  9. Meb Keflezhigi. The face of American marathoning. The fact that he didn’t become a poster boy after the Athens Olympics speaks to many larger issues. Meb is a litmus test for many fans—how they feel about him is indicative of what they consider a “real American” runner to be. This guy deserves way more dap than he’s been given since 2004.
  10. message board. To feel the pulse of the running community, find a good forum or message board. LetsRun has one of the biggest around. Some of the people can be rude, offensive, and have way too much time on their hands—but it makes for interesting reading sometimes.
  11. Hanson’s Team. The best example of teams that devote money and coaching to develop our top post-collegiate athletes. Five Americans placed in the top 10 at Boston this year; this team approach is the reason why American distance running is on the rise.

OK then. You’re all set. Spend some time with this list, and read up on what your fellow runners are reading and writing about.

And if you have any questions, feel free to contact me. I’ll be the guy chillin’ in Cali, watching Beyonce videos with my stunner shades on.

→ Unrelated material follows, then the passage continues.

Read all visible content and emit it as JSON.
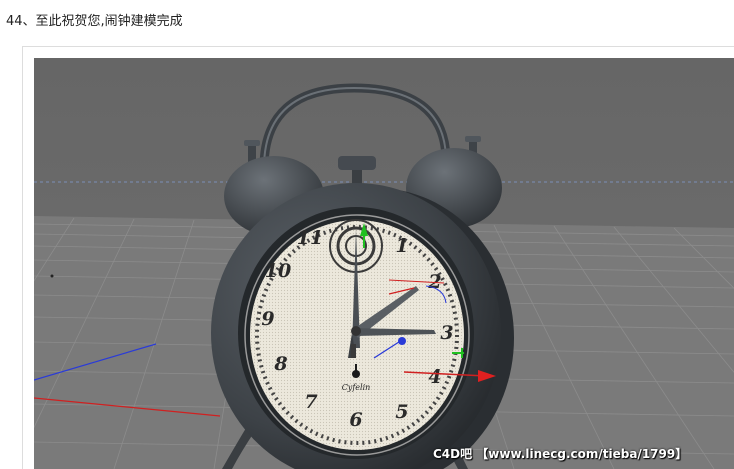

About Donald

A protégé of Dr. Dre, Donald emerged on the blog scene as one of the most unusual writers to ever grace the genre. Using questionable wit and mediocre skills to ramble about everything from his childhood to a compulsive fascination with popular culture, he became the biggest crossover success since Eminem emerged from Eight Mile. Born on the hard streets of Inglewood, CA, Donald began writing blog posts in his basement, and gradually won over larger audiences by becoming a battle blogger against hip-hop MCs in underground clubs. His meteoric rise to success proved too much to handle, however, and Donald cancelled a planned US tour due “exhaustion.” He entered rehab to battle his Diet Pepsi dependency, then resurfaced on the Monterey Peninsula, where he lives with a wife and three kids. Having shunned the big city and the media spotlight, he now runs and blogs on his own terms, and he has finally found happiness.

  1. Don on September 11th at 8:27 am

    Get stoopid, go dummy retarded mayne. Man, I am not the only one with Bay Area Rap on my Ipod, as i ride the yellow bus and pop my colla, on my run.

  2. Adeel on September 11th at 9:49 am

    1-3 should have been LetsRun. The site has gotten a little less silly lately, but the off-topic threads on that board were golden (breaking up with a girl via PowerPoint).

    On a serious note, Yasso 800s are not the workout that they’re cracked up to be. I think most people would be running them between 3k and 5k pace, which is not a very important workout for a 42-kilometre race. A ten-mile run at marathon pace is a much better predictor.

  3. Soozan on September 11th at 10:42 am

    Our iPods must have the exact same songs on them – Beyonce so rocks.

    Galloway got me through my first marathon 2 years ago. It was six hours of hell – but I did finish.

  4. 21stCenturyMom on September 11th at 10:54 am

    Yassos rule! Bart Yasso tested them with runners of all speeds and if you do them right (and that is key – you have to do them properly) they really can get you to the finish line of your marathon on time.

    As for LetsRun…. how much time do you people have to play on the internet 😉

  5. Perry on September 11th at 9:45 pm

    You should really include Runner’s World. It is really the premier magazine devoted to runners.

    And don’t forget joggling…it’s the sport of the future. 🙂